After Tyco's 'Aggressive Accounting,' PwC Vows Selectivity

In a series of advertisements timed to coincide with the release of a critical report on the accounting practices of its audit client Tyco International, PricewaterhouseCoopers (PwC) is vowing a return to an era of greater selectivity in client service.

The Tyco report said PwC's client engaged in a "pattern of aggressive accounting" that was "intended to increase reported earnings." The report found no evidence of systemic fraud. It explained that the questionable accounting practices were not material to the financial statements on which PwC provided an unqualified opinion.

The approval of technically permissible — but perhaps misleading — "aggressive accounting" is the latest example of long-standing criticisms of auditors commonly called the "expectation gap." PwC Vice Chairman John J. O'Connor, said the move to greater selectivity is part of PwC's plans to close this gap.

"We are looking at the type of qualitative reporting that we can do," explained Mr. O'Connor, so investors will be informed of just how aggressive or conservative the assumptions behind a company's financial disclosures were. For now, he said, "we are clearly starting with the audit committees and management." This is not a new strategy. It was established years ago and strongly advocated by Price Waterhouse.

Price Waterhouse, one of the two firms that merged to form PwC, was known for years as the "blue chip" auditor.
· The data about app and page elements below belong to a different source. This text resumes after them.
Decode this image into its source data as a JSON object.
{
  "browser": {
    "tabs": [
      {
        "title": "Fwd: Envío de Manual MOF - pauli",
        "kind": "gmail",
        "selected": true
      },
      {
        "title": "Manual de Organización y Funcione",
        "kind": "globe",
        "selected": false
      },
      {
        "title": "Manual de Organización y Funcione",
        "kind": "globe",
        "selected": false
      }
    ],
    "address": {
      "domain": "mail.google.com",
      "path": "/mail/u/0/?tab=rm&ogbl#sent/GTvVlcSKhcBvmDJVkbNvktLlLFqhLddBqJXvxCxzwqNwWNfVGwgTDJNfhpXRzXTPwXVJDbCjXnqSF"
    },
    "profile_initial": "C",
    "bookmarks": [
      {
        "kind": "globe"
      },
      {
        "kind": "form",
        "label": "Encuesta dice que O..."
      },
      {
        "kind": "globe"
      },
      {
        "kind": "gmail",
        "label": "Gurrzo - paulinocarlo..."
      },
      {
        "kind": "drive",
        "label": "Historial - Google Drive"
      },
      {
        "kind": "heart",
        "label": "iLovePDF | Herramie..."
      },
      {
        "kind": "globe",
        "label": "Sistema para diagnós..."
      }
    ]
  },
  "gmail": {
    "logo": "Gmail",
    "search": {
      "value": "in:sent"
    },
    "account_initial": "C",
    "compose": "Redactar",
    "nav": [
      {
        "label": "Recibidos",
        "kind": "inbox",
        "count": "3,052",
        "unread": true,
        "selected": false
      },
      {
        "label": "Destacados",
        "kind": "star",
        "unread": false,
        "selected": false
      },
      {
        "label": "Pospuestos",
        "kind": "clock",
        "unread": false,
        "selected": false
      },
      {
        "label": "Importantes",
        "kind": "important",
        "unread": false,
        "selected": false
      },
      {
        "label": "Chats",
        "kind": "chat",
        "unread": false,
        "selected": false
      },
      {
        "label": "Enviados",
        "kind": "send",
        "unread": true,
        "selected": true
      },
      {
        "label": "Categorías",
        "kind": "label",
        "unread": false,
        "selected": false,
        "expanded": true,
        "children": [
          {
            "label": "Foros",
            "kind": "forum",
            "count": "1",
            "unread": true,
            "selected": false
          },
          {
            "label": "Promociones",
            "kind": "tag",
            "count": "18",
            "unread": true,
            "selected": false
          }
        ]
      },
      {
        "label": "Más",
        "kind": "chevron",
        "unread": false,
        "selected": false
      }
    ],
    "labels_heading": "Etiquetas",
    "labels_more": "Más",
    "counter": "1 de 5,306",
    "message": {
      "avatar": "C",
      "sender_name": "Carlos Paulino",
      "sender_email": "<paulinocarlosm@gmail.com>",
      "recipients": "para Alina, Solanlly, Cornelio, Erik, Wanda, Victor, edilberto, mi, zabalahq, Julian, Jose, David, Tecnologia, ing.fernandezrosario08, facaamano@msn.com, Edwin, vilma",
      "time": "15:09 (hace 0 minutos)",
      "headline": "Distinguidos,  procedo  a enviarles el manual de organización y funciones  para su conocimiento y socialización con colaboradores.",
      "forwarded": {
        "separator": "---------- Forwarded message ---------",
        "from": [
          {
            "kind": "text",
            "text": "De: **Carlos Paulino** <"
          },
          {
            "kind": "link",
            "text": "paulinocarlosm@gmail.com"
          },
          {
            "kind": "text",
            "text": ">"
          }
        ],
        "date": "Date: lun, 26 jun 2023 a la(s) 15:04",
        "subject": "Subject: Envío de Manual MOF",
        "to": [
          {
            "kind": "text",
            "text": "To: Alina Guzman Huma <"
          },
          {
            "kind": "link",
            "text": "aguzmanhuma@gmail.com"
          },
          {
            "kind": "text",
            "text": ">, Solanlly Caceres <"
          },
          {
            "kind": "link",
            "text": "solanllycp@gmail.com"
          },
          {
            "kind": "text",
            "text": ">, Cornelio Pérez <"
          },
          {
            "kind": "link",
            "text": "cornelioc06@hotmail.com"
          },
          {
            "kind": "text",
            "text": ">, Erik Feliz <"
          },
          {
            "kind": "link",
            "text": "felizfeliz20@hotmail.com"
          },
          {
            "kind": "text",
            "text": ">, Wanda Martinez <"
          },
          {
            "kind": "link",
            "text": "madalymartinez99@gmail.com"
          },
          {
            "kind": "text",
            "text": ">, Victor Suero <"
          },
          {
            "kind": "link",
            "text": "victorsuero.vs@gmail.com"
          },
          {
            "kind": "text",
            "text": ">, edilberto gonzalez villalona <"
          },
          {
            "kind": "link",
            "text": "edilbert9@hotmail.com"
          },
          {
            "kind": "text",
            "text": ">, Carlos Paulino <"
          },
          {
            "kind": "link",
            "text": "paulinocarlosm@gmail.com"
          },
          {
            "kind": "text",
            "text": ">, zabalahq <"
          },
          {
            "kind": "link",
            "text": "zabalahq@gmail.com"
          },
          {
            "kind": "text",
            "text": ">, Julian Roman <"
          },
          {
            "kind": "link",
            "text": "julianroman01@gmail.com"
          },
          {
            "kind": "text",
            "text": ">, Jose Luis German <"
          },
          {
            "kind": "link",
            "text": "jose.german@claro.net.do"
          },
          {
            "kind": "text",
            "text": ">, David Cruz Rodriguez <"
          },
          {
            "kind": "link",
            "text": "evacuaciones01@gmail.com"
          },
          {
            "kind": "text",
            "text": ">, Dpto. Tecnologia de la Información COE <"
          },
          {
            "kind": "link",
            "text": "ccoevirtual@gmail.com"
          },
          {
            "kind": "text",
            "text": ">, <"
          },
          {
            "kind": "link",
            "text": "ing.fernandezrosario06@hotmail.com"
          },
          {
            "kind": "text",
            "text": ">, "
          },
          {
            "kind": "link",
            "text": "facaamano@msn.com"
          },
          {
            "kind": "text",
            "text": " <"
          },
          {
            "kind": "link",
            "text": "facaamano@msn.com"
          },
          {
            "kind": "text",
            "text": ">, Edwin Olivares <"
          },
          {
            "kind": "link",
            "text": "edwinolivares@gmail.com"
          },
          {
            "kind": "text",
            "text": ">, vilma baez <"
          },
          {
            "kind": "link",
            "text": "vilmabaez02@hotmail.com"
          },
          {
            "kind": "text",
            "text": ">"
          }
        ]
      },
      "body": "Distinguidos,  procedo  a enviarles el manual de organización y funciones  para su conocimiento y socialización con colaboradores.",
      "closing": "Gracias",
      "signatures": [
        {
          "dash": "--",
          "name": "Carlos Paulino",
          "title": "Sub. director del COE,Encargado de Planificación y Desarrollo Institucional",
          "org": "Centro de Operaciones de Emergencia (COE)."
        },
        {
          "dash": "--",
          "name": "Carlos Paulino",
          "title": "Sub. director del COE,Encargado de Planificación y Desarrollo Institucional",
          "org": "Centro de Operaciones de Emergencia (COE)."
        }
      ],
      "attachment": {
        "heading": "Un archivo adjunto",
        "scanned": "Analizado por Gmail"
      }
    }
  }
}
It earned its unique reputation by accepting only the best clients. But traditional values like selectivity seem to have given way in recent years to profit pressures, as accounting firms vied to be the biggest as well as the best.

In a backlash of sorts, PwC is now taking out advertisements in the New York Times and other papers, promising to take a tough stance with clients and resign if it cannot resolve concerns about a particular audit. ["Pricewaterhouse Taking a Stand, and a Big Risk," New York Times, December 31, 2002.]

You may like these other stories...

Here's a CPA who truly walks the walk. On March 15, Frank Ryan, CPA, departed San Diego, California, with plans to be in Ocean City, Maryland, by July 2 to teach a course at the Maryland Association of CPAs’ (MACPA...
When Theodore J. Flynn first joined the Massachusetts Society of CPAs (MSCPA) in 1970, it was a different world and a different profession.  The "Big Eight" were still headquartered in Boston. Vietnam War...
Accountant Rickey Charles Goodrich had it a little too good. Many bean counters would kill to serve as financial guru to the likes of Pearl Jam. Goodrich was hired in 2005, and the following year, he became the CFO of Curtis...

Upcoming CPE Webinars

Jul 31
In this session Excel expert David Ringstrom helps beginners get up to speed in Microsoft Excel. However, even experienced Excel users will learn some new tricks, particularly when David discusses under-utilized aspects of Excel.
Aug 5
This webcast will focus on accounting and disclosure policies for various types of consolidations and business combinations.
Aug 20
In this session we'll review best practices for how to generate interest in your firm’s services.
Aug 21
Meet budgets and client expectations using project management skills geared toward the unique challenges faced by CPAs. Kristen Rampe will share how knowing the keys to structuring and executing a successful project can make the difference between success and repeated failures.